While big-scaled greenhouses can support the habitat’s life support systems and food generation, GREEN//CASE works to raise habitability in personal quarters and help the astronauts to maintain important emotional balance.
„Green has always been a part of the vision for space. Plants can become as crucial to human survival in space as oxygen.“Haym Benaroya
The possibility of growing plants in an extra-terrestrial habitat offers a variety of multi-facetted benefits. Apart from providing necessary sustenance in a fresh form, plants can contribute greatly to raising habitability levels. Greenery has long been known to have a special value in maintaining emotional balance and avoiding mental health issues amongst the crew.1

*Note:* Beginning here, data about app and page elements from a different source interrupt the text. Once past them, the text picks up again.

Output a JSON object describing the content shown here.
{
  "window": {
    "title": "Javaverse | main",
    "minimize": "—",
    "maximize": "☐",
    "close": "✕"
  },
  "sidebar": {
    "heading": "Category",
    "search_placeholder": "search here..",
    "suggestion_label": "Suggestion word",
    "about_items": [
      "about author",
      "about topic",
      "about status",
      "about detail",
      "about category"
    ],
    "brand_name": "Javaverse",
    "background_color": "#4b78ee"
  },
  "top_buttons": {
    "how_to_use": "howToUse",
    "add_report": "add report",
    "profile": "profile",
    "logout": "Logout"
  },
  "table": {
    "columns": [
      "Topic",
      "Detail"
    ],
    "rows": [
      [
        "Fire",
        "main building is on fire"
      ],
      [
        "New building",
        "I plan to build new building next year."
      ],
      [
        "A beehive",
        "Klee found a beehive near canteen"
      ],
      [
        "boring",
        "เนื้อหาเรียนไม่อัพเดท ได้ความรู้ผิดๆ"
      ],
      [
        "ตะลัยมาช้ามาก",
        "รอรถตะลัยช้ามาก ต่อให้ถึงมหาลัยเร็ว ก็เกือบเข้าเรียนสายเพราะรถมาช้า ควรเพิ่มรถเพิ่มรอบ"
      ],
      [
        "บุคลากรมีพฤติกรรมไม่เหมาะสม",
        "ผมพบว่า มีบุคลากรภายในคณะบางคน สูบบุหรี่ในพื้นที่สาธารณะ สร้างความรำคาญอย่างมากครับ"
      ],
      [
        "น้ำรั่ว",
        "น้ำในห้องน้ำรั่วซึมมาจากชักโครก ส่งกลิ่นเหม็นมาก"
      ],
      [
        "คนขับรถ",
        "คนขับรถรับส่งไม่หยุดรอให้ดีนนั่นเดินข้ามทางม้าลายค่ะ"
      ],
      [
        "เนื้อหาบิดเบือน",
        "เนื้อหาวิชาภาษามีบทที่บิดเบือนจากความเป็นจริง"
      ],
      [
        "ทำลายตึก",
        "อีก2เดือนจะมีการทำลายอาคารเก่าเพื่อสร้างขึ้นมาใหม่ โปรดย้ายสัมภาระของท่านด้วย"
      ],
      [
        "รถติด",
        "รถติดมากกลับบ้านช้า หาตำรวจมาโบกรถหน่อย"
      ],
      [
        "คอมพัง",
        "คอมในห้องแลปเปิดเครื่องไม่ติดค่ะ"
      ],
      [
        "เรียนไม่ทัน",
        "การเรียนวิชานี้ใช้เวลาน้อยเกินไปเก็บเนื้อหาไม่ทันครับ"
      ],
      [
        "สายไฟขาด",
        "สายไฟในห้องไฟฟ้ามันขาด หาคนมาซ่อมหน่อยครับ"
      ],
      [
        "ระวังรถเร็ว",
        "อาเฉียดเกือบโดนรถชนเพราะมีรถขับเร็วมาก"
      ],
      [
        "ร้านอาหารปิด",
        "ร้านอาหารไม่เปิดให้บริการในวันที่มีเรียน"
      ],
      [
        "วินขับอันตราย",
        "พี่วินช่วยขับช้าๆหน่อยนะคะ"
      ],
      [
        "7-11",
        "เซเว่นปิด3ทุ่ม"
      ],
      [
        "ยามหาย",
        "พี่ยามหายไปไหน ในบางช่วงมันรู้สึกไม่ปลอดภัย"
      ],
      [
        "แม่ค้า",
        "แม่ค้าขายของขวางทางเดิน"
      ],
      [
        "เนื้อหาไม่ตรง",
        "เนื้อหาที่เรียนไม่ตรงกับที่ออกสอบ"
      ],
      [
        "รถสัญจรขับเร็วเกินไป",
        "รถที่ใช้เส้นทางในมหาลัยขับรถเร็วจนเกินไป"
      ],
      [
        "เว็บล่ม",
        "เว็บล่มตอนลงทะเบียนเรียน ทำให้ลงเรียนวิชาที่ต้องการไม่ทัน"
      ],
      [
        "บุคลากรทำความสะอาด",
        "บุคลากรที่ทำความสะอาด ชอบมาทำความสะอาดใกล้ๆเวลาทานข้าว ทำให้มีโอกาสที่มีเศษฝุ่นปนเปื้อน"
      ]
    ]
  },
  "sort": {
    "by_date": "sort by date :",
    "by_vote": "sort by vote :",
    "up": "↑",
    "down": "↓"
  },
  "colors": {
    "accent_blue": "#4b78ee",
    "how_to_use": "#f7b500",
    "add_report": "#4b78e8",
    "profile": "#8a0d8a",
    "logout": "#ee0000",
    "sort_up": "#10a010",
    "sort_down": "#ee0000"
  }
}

A fruitful history of growing things in space lets us look back at missions like Salyut 6, where Astronaut V. Ryumin covered the space station in greenery by growing plants from empty food containers and film cassettes, or on the Salyut 1 flax seed sprouts, which were soon seen as beloved pets by the crew. The emotional connection and mental health benefits of tending to plants in space are undeniable. On the one hand, benefits stem from the activity of tending to something alive and helping something delicate grow, on the other hand the effects of introducing colour to the barren environment of outer space and technical habitats, as well as the sensory experience of soil and greenery, can greatly influence the crew.2
When designing extra-terrestrial greenhouses of any size, it is vital to take into accord the different gravitational conditions, as these will influence the movements of water, heat and gas. Having some amount of gravity, even if only the lunar 1.62 m/s2, facilitates the use of hydroponic or aeroponic systems.3 GREEN//CASE is specially designed to work in and with the lunar or Martian gravity.

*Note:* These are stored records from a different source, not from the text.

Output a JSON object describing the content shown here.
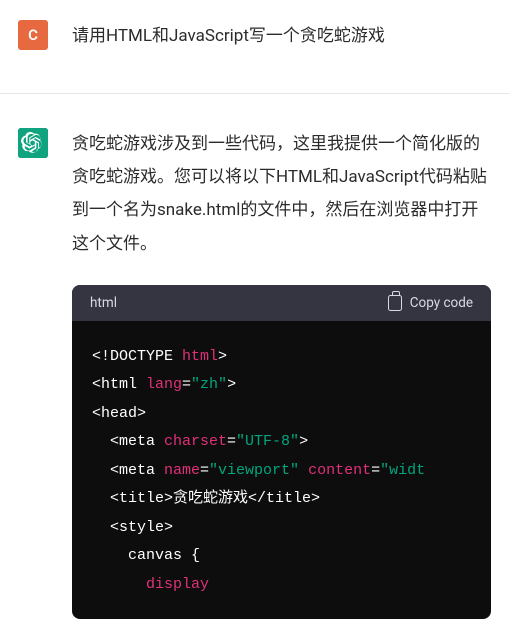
{
  "user": {
    "avatar_letter": "C",
    "message": "请用HTML和JavaScript写一个贪吃蛇游戏"
  },
  "assistant": {
    "message": "贪吃蛇游戏涉及到一些代码，这里我提供一个简化版的贪吃蛇游戏。您可以将以下HTML和JavaScript代码粘贴到一个名为snake.html的文件中，然后在浏览器中打开这个文件。"
  },
  "code": {
    "lang_label": "html",
    "copy_label": "Copy code",
    "tokens": {
      "t01": "<!DOCTYPE ",
      "t02": "html",
      "t03": ">",
      "t04": "<html ",
      "t05": "lang",
      "t06": "=",
      "t07": "\"zh\"",
      "t08": ">",
      "t09": "<head>",
      "t10": "  <meta ",
      "t11": "charset",
      "t12": "=",
      "t13": "\"UTF-8\"",
      "t14": ">",
      "t15": "  <meta ",
      "t16": "name",
      "t17": "=",
      "t18": "\"viewport\"",
      "t19": " ",
      "t20": "content",
      "t21": "=",
      "t22": "\"widt",
      "t23": "  <title>贪吃蛇游戏</title>",
      "t24": "  <style>",
      "t25": "    canvas {",
      "t26": "      display"
    }
  }
}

While all main greenhouse systems, such as lighting and irrigation, within GREEN//CASE can be automated, a certain amount of human maintenance and pruning will remain imperative and at the same time facilitate the important mental health benefits.
Currently in the R&D stage, a prototype of GREEN//CASE is scheduled to be presented at the 2021 International Astronautical Congress (IAC) in Dubai.

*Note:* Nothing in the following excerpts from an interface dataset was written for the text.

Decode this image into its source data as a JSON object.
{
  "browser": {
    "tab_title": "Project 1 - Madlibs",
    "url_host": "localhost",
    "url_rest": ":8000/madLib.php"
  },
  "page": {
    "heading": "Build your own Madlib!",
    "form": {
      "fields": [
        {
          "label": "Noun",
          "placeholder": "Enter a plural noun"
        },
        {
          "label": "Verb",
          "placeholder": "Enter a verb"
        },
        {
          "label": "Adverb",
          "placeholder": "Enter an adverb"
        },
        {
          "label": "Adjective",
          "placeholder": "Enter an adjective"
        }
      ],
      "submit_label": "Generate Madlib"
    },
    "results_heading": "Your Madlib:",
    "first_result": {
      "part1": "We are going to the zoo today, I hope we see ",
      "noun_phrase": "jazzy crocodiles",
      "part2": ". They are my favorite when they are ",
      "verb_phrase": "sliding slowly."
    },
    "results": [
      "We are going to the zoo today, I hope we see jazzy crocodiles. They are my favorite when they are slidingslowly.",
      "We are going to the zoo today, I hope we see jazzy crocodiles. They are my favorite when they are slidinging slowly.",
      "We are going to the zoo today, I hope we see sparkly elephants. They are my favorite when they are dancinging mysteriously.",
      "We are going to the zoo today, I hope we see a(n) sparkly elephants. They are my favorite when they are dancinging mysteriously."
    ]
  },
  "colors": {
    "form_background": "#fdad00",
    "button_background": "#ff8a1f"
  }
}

1 – Benaroya, Haym. 2018. Building Habitats on the Moon. Engineering Approaches to Lunar Settlements. Springer.
2 – Häuplik-Meusburger, Sandra; et al. 2014. Greenhouses and their Humanizing Synergies. Acta Astronautica, vol. 96.
3 – Monje, Oscar; et al. 2003. Farming in Space. Environmental and Biophysical Concerns. Advances in Space Research, vol. 31.